An oldie but goodie… part of my original series of Enterprise Architecture on Salesforce.com and published on August 22, 2014
I’m a huge fan of the SFDC platform. It has the potential to transform businesses if implemented and managed correctly. Unfortunately I’ve seen many companies come up short when trying to reap value from Salesforce. There are countless reasons for this but here are some of the top reasons I’ve seen:
- No organizational vision or direction for the company’s use of Salesforce
- No roadmap and product management strategy that ties the platform’s use to corporate goals.
- No formal architecture, governance or change management strategy leading to an evolutionary design of either silo’d functionality or a mis-use of multiple Salesforce instances.
- The original implementation was delivered with little-to-no technical understanding by the customer.
- A lack of understanding between how and when to use configuration vs custom code.
- The implementation consultants delivered “functional value” only and therefore lack any standards in the configuration design and coding layers.
- There are no patterns, no modularization, and no chance to extend the functionality without significant refactoring.
- Test coverage is completed only as an after thought and lacks any kind of design or assertions. There is a high risk you will break something when you change configuration or code.
- Lack of any forms of living documentation that capture your design and the reasons for that design.
- Unwillingness or inability to retire legacy systems has kept people from using the system.
- Lack of training or communication to end users
- Data Quality in the new system is low and the outputs of the system are not trusted
So how do you prevent these types of issues? How do you fix them if you are already a victim of this problem? My recommendation to you is this: Build an Enterprise Architecture with Salesforce.com
How do you do this? It is not easy and it will take time, money, and platform knowledge. But if done correctly Salesforce can become a differentiator for your business.
This post and the ones that will follow it will walk you through the process of establishing an EA for Salesforce. The main framework I am using is the TOGAF Architecture Development Methodology. If you are not familiar with TOGAF, I recommend reading up a little on the framework. TOGAF is an approach for designing, planning, implementing, and governing an enterprise information technology environment and is an open standard of The Open Group Architecture.
The TOGAF v9.1 Architecture Development Methodology from The Open Group
Throughout the post I will follow the phasing of TOGAF and point out some relevant questions and considerations as you shape your Salesforce Architecture. That being said here is roughly the process you will follow as you build your plan:
Define Your Architectural Vision for Salesforce
- Who are your stakeholders and your business goals?
- What are the corporate goals that will influence your vision?
- What are your architectural principals?
- Where is your architectural repository and how will you manage your artifacts?
Design Your Business Architecture and Strategy
- What Lines of Business will use Salesforce?
- What are your business requirements?
- What business processes will be implemented on or influenced by SFDC?
- What building blocks of your business will be built on SFDC?
- What is your org strategy?
- Who are your actors and possible license choices?
Design Your Information System Architecture
- How do you design an Application Architecture on SFDC?
- How do you design a Data Architecture for SFDC?
- What is your application rationalization plan?
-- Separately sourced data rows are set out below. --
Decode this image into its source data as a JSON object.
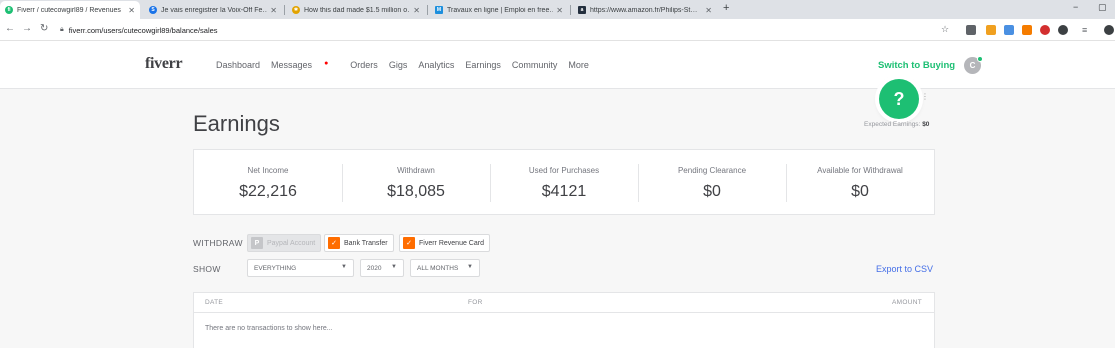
{
  "browser": {
    "tabs": [
      {
        "title": "Fiverr / cutecowgirl89 / Revenues",
        "favicon": "fiverr-favicon",
        "color": "#1dbf73",
        "glyph": "fi"
      },
      {
        "title": "Je vais enregistrer la Voix-Off Fe…",
        "favicon": "fiverr-favicon",
        "color": "#1a73e8",
        "glyph": "S"
      },
      {
        "title": "How this dad made $1.5 million o…",
        "favicon": "nbc-peacock-icon",
        "color": "#e2a300",
        "glyph": "✱"
      },
      {
        "title": "Travaux en ligne | Emploi en free…",
        "favicon": "malt-favicon",
        "color": "#1d8fdd",
        "glyph": "M"
      },
      {
        "title": "https://www.amazon.fr/Philips-St…",
        "favicon": "amazon-favicon",
        "color": "#232f3e",
        "glyph": "a"
      }
    ],
    "url": "fiverr.com/users/cutecowgirl89/balance/sales"
  },
  "header": {
    "logo": "fiverr",
    "nav": [
      "Dashboard",
      "Messages",
      "Orders",
      "Gigs",
      "Analytics",
      "Earnings",
      "Community",
      "More"
    ],
    "switch_label": "Switch to Buying",
    "avatar_initial": "C"
  },
  "page": {
    "title": "Earnings",
    "help_glyph": "?",
    "expected_label": "Expected Earnings:",
    "expected_value": "$0"
  },
  "stats": [
    {
      "label": "Net Income",
      "value": "$22,216"
    },
    {
      "label": "Withdrawn",
      "value": "$18,085"
    },
    {
      "label": "Used for Purchases",
      "value": "$4121"
    },
    {
      "label": "Pending Clearance",
      "value": "$0"
    },
    {
      "label": "Available for Withdrawal",
      "value": "$0"
    }
  ],
  "withdraw": {
    "label": "WITHDRAW",
    "options": [
      "Paypal Account",
      "Bank Transfer",
      "Fiverr Revenue Card"
    ]
  },
  "show": {
    "label": "SHOW",
    "type_value": "EVERYTHING",
    "year_value": "2020",
    "month_value": "ALL MONTHS"
  },
  "export_label": "Export to CSV",
  "table": {
    "columns": [
      "DATE",
      "FOR",
      "AMOUNT"
    ],
    "empty_message": "There are no transactions to show here..."
  },
  "colors": {
    "accent": "#1dbf73",
    "link": "#446ee7",
    "card_orange": "#ff6d00"
  }
}
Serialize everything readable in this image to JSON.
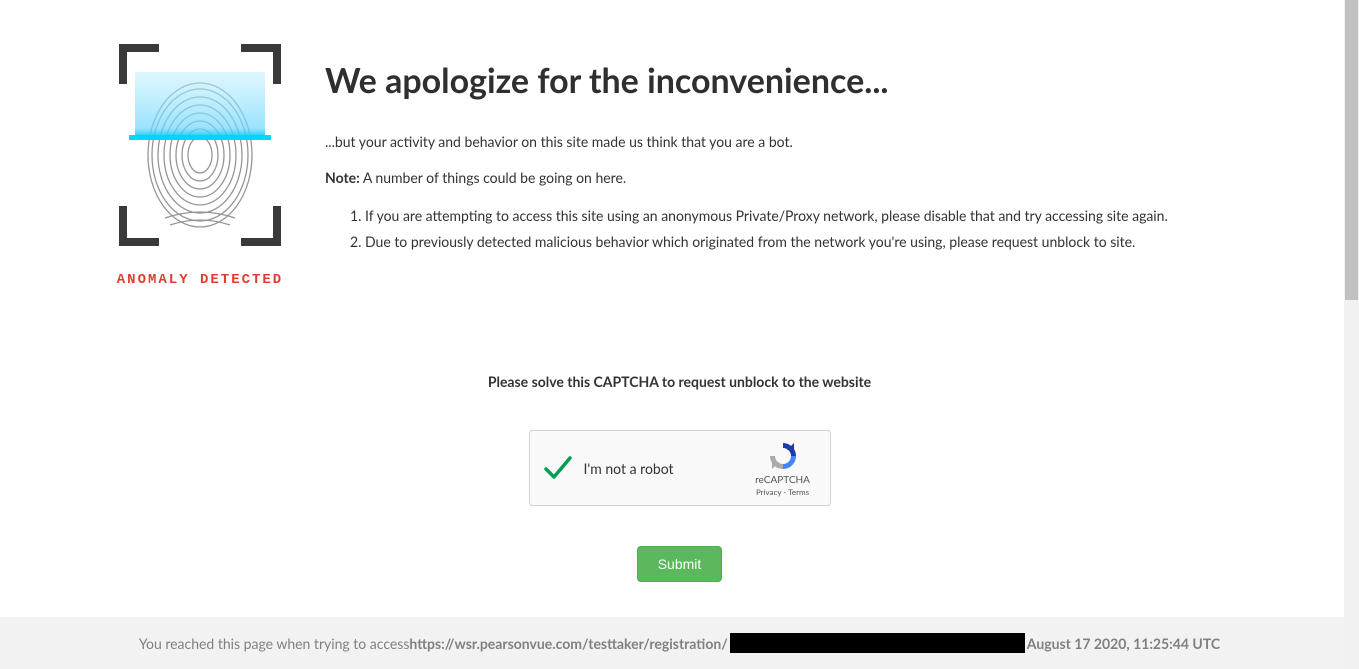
{
  "graphic": {
    "anomaly_label": "ANOMALY DETECTED"
  },
  "content": {
    "heading": "We apologize for the inconvenience...",
    "intro": "...but your activity and behavior on this site made us think that you are a bot.",
    "note_label": "Note:",
    "note_text": " A number of things could be going on here.",
    "reasons": [
      "If you are attempting to access this site using an anonymous Private/Proxy network, please disable that and try accessing site again.",
      "Due to previously detected malicious behavior which originated from the network you're using, please request unblock to site."
    ]
  },
  "captcha": {
    "heading": "Please solve this CAPTCHA to request unblock to the website",
    "checkbox_label": "I'm not a robot",
    "brand": "reCAPTCHA",
    "privacy": "Privacy",
    "terms": "Terms",
    "separator": " - ",
    "submit_label": "Submit"
  },
  "footer": {
    "prefix": "You reached this page when trying to access ",
    "url": "https://wsr.pearsonvue.com/testtaker/registration/",
    "date": "August 17 2020, 11:25:44 UTC"
  }
}
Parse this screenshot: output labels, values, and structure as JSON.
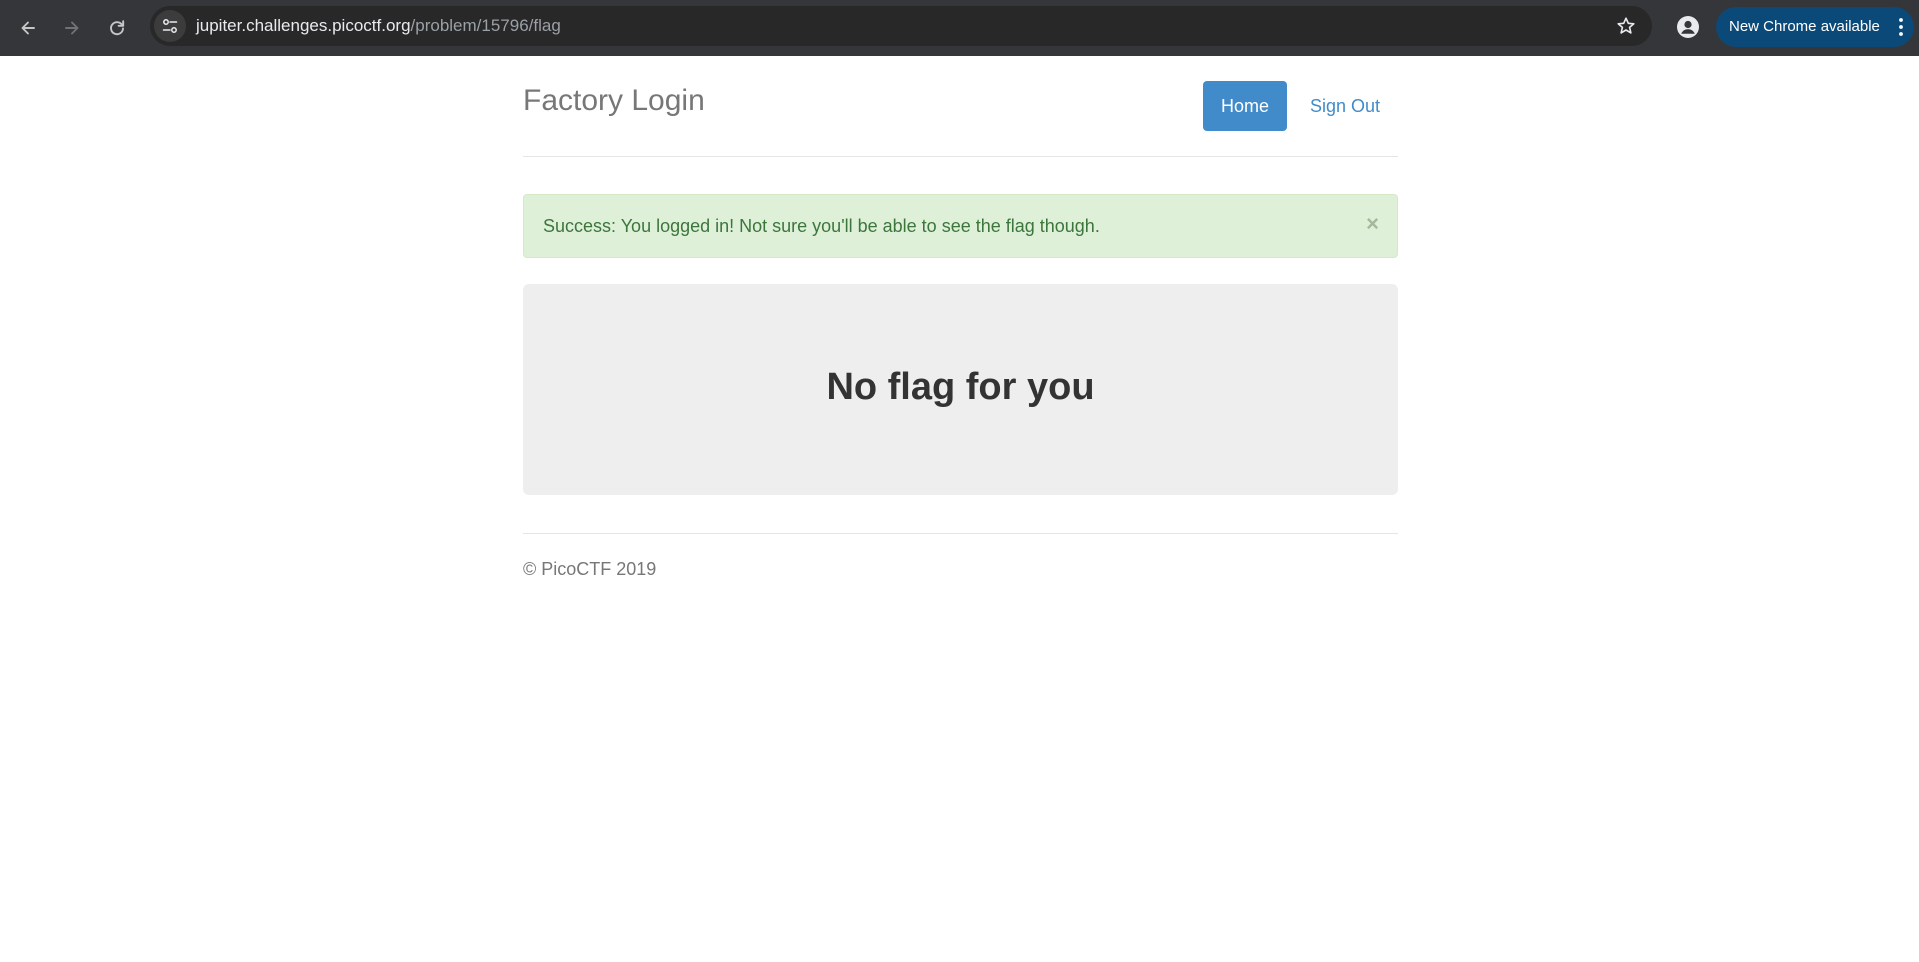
{
  "browser": {
    "url_host": "jupiter.challenges.picoctf.org",
    "url_path": "/problem/15796/flag",
    "update_label": "New Chrome available",
    "icons": {
      "back": "arrow-left-icon",
      "forward": "arrow-right-icon",
      "reload": "reload-icon",
      "site_info": "tune-icon",
      "bookmark": "star-icon",
      "profile": "profile-icon",
      "menu": "kebab-menu-icon"
    },
    "colors": {
      "toolbar": "#35363a",
      "omnibox": "#282828",
      "update_pill": "#0b4a78"
    }
  },
  "page": {
    "brand": "Factory Login",
    "nav": {
      "home": "Home",
      "sign_out": "Sign Out"
    },
    "alert": {
      "message": "Success: You logged in! Not sure you'll be able to see the flag though.",
      "close": "×"
    },
    "jumbotron": {
      "heading": "No flag for you"
    },
    "footer": {
      "text": "© PicoCTF 2019"
    },
    "colors": {
      "primary": "#428bca",
      "alert_bg": "#dff0d8",
      "alert_text": "#3c763d",
      "jumbotron_bg": "#eeeeee"
    }
  }
}
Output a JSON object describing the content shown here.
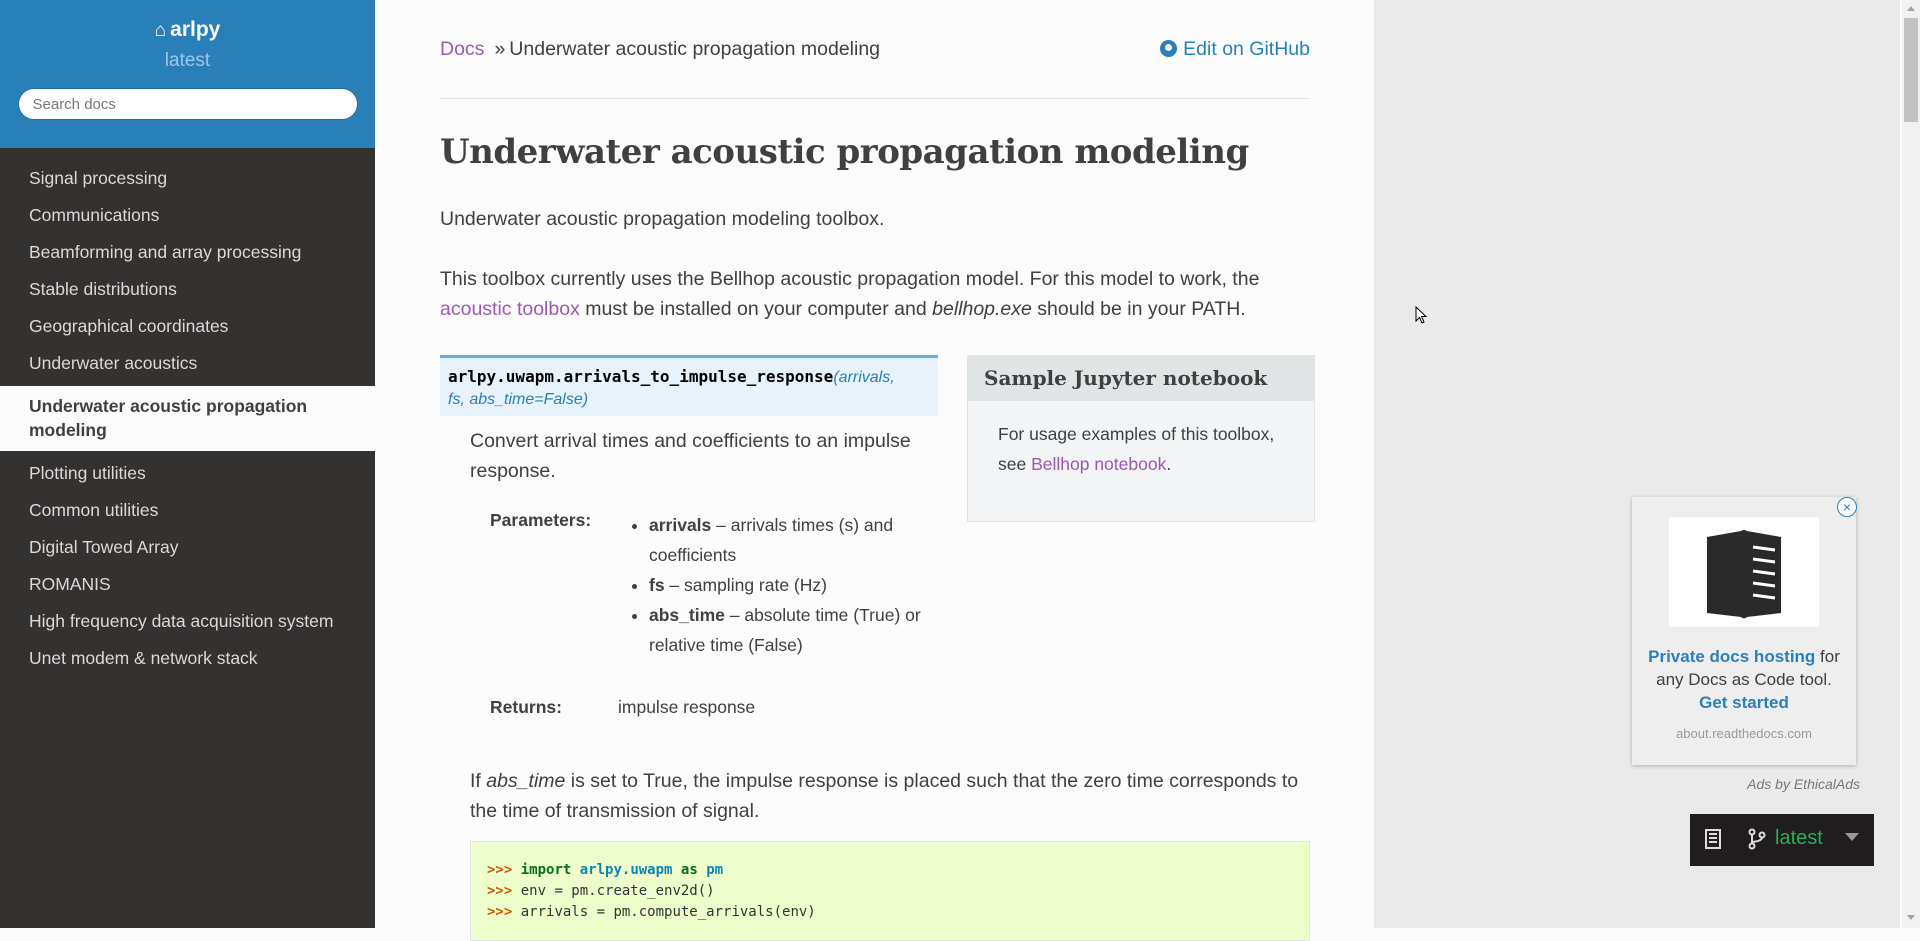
{
  "sidebar": {
    "project": "arlpy",
    "version": "latest",
    "search_placeholder": "Search docs",
    "items": [
      {
        "label": "Signal processing"
      },
      {
        "label": "Communications"
      },
      {
        "label": "Beamforming and array processing"
      },
      {
        "label": "Stable distributions"
      },
      {
        "label": "Geographical coordinates"
      },
      {
        "label": "Underwater acoustics"
      },
      {
        "label": "Underwater acoustic propagation modeling"
      },
      {
        "label": "Plotting utilities"
      },
      {
        "label": "Common utilities"
      },
      {
        "label": "Digital Towed Array"
      },
      {
        "label": "ROMANIS"
      },
      {
        "label": "High frequency data acquisition system"
      },
      {
        "label": "Unet modem & network stack"
      }
    ],
    "current_index": 6
  },
  "breadcrumb": {
    "root": "Docs",
    "separator": "»",
    "current": "Underwater acoustic propagation modeling",
    "edit_link": "Edit on GitHub"
  },
  "page": {
    "title": "Underwater acoustic propagation modeling",
    "intro": "Underwater acoustic propagation modeling toolbox.",
    "desc_part1": "This toolbox currently uses the Bellhop acoustic propagation model. For this model to work, the",
    "desc_link": "acoustic toolbox",
    "desc_part2": " must be installed on your computer and ",
    "desc_italic": "bellhop.exe",
    "desc_part3": " should be in your PATH."
  },
  "function": {
    "name": "arlpy.uwapm.arrivals_to_impulse_response",
    "args_open": "(arrivals,",
    "args_rest": "fs, abs_time=False)",
    "description": "Convert arrival times and coefficients to an impulse response.",
    "params_label": "Parameters:",
    "params": [
      {
        "name": "arrivals",
        "desc": " – arrivals times (s) and coefficients"
      },
      {
        "name": "fs",
        "desc": " – sampling rate (Hz)"
      },
      {
        "name": "abs_time",
        "desc": " – absolute time (True) or relative time (False)"
      }
    ],
    "returns_label": "Returns:",
    "returns_value": "impulse response",
    "note_part1": "If ",
    "note_italic": "abs_time",
    "note_part2": " is set to True, the impulse response is placed such that the zero time corresponds to the time of transmission of signal.",
    "code_lines": [
      {
        "prompt": ">>>",
        "text": "import arlpy.uwapm as pm"
      },
      {
        "prompt": ">>>",
        "text": "env = pm.create_env2d()"
      },
      {
        "prompt": ">>>",
        "text": "arrivals = pm.compute_arrivals(env)"
      }
    ]
  },
  "notebook_box": {
    "title": "Sample Jupyter notebook",
    "text": "For usage examples of this toolbox, see ",
    "link": "Bellhop notebook",
    "end": "."
  },
  "ad": {
    "close": "×",
    "headline": "Private docs hosting",
    "body": " for any Docs as Code tool. ",
    "cta": "Get started",
    "domain": "about.readthedocs.com",
    "by": "Ads by EthicalAds"
  },
  "versions": {
    "label": "latest"
  },
  "colors": {
    "sidebar_bg": "#343131",
    "sidebar_header": "#2980b9",
    "link": "#9b59b6",
    "accent": "#2980b9",
    "version_green": "#27ae60"
  }
}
What will be added or retired with SFDC (and when)?
- What is your Gap/Fit and what will you do about it?
Design Your Technology Architecture
- What is your integration architecture?
- What is the right architecture for custom development?
- How will you manage your technical environments?
- What are your technical risks and how will you mitigate them?
Design Your Implementation plan
- What is the right methodology to use?
- What is your SFDC Architectural maturity?
- What is the appropriate release strategy?
- How do you build a roadmap?
Plan your migrations
- What is your Cost/Benefit analysis for each release?
- What are you project dependencies?
- What is the right deployment strategy?
- What is your test strategy?
- What is your data conversion plan?
Design your governance plan
- What groups will you need to integrate your efforts?
- How do you establish an effective CoE?
- What is an Architecture Review Board?
- How do you setup a system administration model?
- How do you manage your vendors?
- How will you ensure adherence to your architectural design and standards?
Define your Change Management Plan
- How do you effectively manage change?
- What types of changes can be made in production and by who?
- What types of changes should be made in a project vs bug fix?
My recommendation would be to walk through the list in order and try to answer all of the questions at least once — to the best of your ability at the time. Then return to back to the first section (architectural vision) and start to refine into a deeper level of detail. TOGAF is cyclical and so too is your design and implementation of an EA for SFDC. It follows the concept of continual improvement that will evolve each time you iterate through the cycle. So get busy and build out your EA for SFDC. Your users, your technology teams, and your business stakeholders will thank you for it.